Ever since coffee was introduced to Costa Rica in 1779, it has played a large role in the country’s economy. Head of State, Juan Mora Fernández, realized the importance of coffee in international trade and wanted to boost its importance in the economy. So, in 1840 he enacted a land reform policy which made it easy for people to obtain land to grow coffee on. This helped create a strong middle class and encourage trade with other nations. Coffee was considered a door to make the country a better place and to get many citizens out of poverty. Also, it gave the country a reputation for producing excellent coffee and put this small Central American country on the map. In today’s economy, coffee is not as important in terms of GDP, but it still provides several huge economic benefits. One of these benefits is the jobs that coffee provides Ticos. The coffee industry creates numerous jobs across every stage of production, from farming to selling. These jobs cover all skill levels from no experience to higher education degrees, which means coffee creates jobs for practically anyone. Another economic benefit that coffee has provided to Costa Rica is tourism. Due to the reputation coffee has in the country, coffee enthusiasts from around the world come to see Costa Rica’s plantations and roasters. These tourists spend a lot of money in the country, and tourism overall contributes more to the GDP than agriculture. Directly, travelers spend money on coffee tours and products in country, but also on hotels, food, and other activities. Overall, coffee has an immense economic impact on Costa Rica, both directly and indirectly, through the creation of jobs, tourism, as well as general exports.

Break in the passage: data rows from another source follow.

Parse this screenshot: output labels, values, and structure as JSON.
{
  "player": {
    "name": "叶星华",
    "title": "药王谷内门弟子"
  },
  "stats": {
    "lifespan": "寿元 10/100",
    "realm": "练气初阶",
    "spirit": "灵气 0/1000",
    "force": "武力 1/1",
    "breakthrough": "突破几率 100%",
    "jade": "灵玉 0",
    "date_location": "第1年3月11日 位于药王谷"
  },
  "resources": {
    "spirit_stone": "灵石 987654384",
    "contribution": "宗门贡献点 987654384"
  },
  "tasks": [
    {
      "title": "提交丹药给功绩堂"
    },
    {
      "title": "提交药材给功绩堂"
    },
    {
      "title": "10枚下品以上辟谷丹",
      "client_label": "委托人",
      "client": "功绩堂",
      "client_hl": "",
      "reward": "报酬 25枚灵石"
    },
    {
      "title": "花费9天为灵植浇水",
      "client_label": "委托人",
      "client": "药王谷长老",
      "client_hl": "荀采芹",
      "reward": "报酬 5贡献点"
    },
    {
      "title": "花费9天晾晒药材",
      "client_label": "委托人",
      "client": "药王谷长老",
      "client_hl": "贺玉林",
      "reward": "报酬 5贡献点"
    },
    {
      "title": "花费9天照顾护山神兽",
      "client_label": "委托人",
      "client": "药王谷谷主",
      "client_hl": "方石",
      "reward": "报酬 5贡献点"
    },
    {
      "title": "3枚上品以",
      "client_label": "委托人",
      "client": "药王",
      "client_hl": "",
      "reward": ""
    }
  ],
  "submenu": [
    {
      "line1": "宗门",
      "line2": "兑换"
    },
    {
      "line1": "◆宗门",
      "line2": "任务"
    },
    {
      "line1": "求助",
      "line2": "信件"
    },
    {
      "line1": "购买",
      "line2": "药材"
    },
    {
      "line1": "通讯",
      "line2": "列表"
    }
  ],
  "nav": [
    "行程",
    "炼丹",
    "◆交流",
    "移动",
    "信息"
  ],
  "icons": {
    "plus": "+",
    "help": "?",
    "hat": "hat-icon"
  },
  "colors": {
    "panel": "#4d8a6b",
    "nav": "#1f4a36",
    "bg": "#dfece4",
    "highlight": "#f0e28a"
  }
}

Most ‘gourmet’ or higher quality coffee is exported to other countries, such as America, so Costa Ricans do not always get preference on the highest quality coffee. However, they are still left with high quality coffee for less money than in the United States. After visiting Café Rey, a popular brand among Ticos, I believe that their day to day coffee is more than good enough. Both Café Rey and Café Britt discussed the fact that Costa Ricans are reluctant to buy gourmet coffee because they do not want to pay the extra price for a better product. Both companies have expressed that they would like to distribute more of their higher quality products locally, because they believe that Ticos deserve the best. In order to accomplish this, they have offered tastings in local grocery stores to help show Ticos there is more than just the same coffee they have been offered for the previous decades. However, it is difficult to persuade Ticos to spend the extra money on coffee, and for this reason most of the high-quality coffee is exported. The ordinary coffee that Ticos drink is by no means an awful product, just not the best the country has to offer. Even in the United States and Europe, where a lot of this gourmet coffee is exported to, most people do not drink this high-quality coffee every day, simply because it is a luxury item. It does not surprise me that Costa Ricans do not want to spend more, since the average coffee we tried today is, in my opinion, better than what most Americans drink on a daily basis. In conclusion, I believe Costa Ricans prefer to purchase less expensive coffee, causing higher quality coffees to be exported.